The records that follow are to be given again exactly, with their pictures omitted.

Items from an interface collection:
>>>

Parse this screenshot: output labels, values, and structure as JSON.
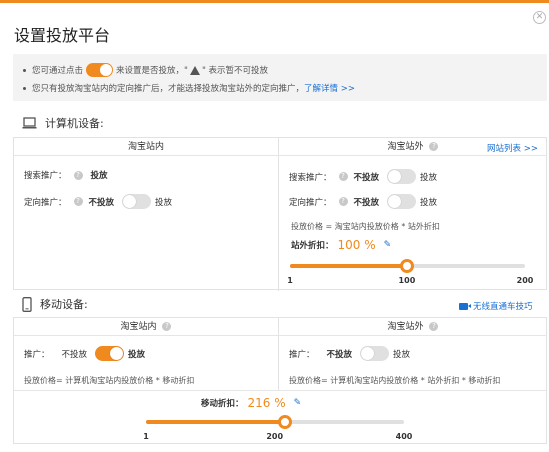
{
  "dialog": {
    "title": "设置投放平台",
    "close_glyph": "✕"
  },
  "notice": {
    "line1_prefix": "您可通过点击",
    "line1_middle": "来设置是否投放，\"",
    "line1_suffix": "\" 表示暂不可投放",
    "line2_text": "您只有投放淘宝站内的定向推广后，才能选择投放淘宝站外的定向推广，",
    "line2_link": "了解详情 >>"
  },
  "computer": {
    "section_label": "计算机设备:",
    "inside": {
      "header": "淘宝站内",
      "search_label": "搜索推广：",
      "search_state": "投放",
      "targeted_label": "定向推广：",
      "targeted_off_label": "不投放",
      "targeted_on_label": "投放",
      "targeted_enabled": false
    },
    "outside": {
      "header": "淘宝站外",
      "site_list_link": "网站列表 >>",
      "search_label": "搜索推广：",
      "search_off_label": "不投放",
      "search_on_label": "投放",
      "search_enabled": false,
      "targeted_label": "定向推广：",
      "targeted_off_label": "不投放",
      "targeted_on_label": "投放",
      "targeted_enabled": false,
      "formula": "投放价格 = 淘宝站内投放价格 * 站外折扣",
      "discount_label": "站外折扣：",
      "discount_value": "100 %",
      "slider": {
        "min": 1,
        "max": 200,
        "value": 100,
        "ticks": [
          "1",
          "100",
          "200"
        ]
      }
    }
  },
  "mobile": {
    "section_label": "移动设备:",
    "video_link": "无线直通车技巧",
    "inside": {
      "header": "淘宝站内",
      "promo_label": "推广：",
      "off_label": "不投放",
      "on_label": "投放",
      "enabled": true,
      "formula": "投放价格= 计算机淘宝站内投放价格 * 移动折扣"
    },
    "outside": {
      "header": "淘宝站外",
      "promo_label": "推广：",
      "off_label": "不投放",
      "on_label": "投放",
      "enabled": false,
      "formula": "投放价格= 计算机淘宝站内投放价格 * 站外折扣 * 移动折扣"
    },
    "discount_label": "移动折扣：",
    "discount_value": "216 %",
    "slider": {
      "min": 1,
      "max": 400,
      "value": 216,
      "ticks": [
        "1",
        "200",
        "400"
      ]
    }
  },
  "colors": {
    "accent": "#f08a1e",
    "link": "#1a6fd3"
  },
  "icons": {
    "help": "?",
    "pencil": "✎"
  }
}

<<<

* Written answer *
Parse this screenshot: output labels, values, and structure as JSON.
{
  "dialog": {
    "title": "设置投放平台",
    "close_glyph": "✕"
  },
  "notice": {
    "line1_prefix": "您可通过点击",
    "line1_middle": "来设置是否投放，\"",
    "line1_suffix": "\" 表示暂不可投放",
    "line2_text": "您只有投放淘宝站内的定向推广后，才能选择投放淘宝站外的定向推广，",
    "line2_link": "了解详情 >>"
  },
  "computer": {
    "section_label": "计算机设备:",
    "inside": {
      "header": "淘宝站内",
      "search_label": "搜索推广：",
      "search_state": "投放",
      "targeted_label": "定向推广：",
      "targeted_off_label": "不投放",
      "targeted_on_label": "投放",
      "targeted_enabled": false
    },
    "outside": {
      "header": "淘宝站外",
      "site_list_link": "网站列表 >>",
      "search_label": "搜索推广：",
      "search_off_label": "不投放",
      "search_on_label": "投放",
      "search_enabled": false,
      "targeted_label": "定向推广：",
      "targeted_off_label": "不投放",
      "targeted_on_label": "投放",
      "targeted_enabled": false,
      "formula": "投放价格 = 淘宝站内投放价格 * 站外折扣",
      "discount_label": "站外折扣：",
      "discount_value": "100 %",
      "slider": {
        "min": 1,
        "max": 200,
        "value": 100,
        "ticks": [
          "1",
          "100",
          "200"
        ]
      }
    }
  },
  "mobile": {
    "section_label": "移动设备:",
    "video_link": "无线直通车技巧",
    "inside": {
      "header": "淘宝站内",
      "promo_label": "推广：",
      "off_label": "不投放",
      "on_label": "投放",
      "enabled": true,
      "formula": "投放价格= 计算机淘宝站内投放价格 * 移动折扣"
    },
    "outside": {
      "header": "淘宝站外",
      "promo_label": "推广：",
      "off_label": "不投放",
      "on_label": "投放",
      "enabled": false,
      "formula": "投放价格= 计算机淘宝站内投放价格 * 站外折扣 * 移动折扣"
    },
    "discount_label": "移动折扣：",
    "discount_value": "216 %",
    "slider": {
      "min": 1,
      "max": 400,
      "value": 216,
      "ticks": [
        "1",
        "200",
        "400"
      ]
    }
  },
  "colors": {
    "accent": "#f08a1e",
    "link": "#1a6fd3"
  },
  "icons": {
    "help": "?",
    "pencil": "✎"
  }
}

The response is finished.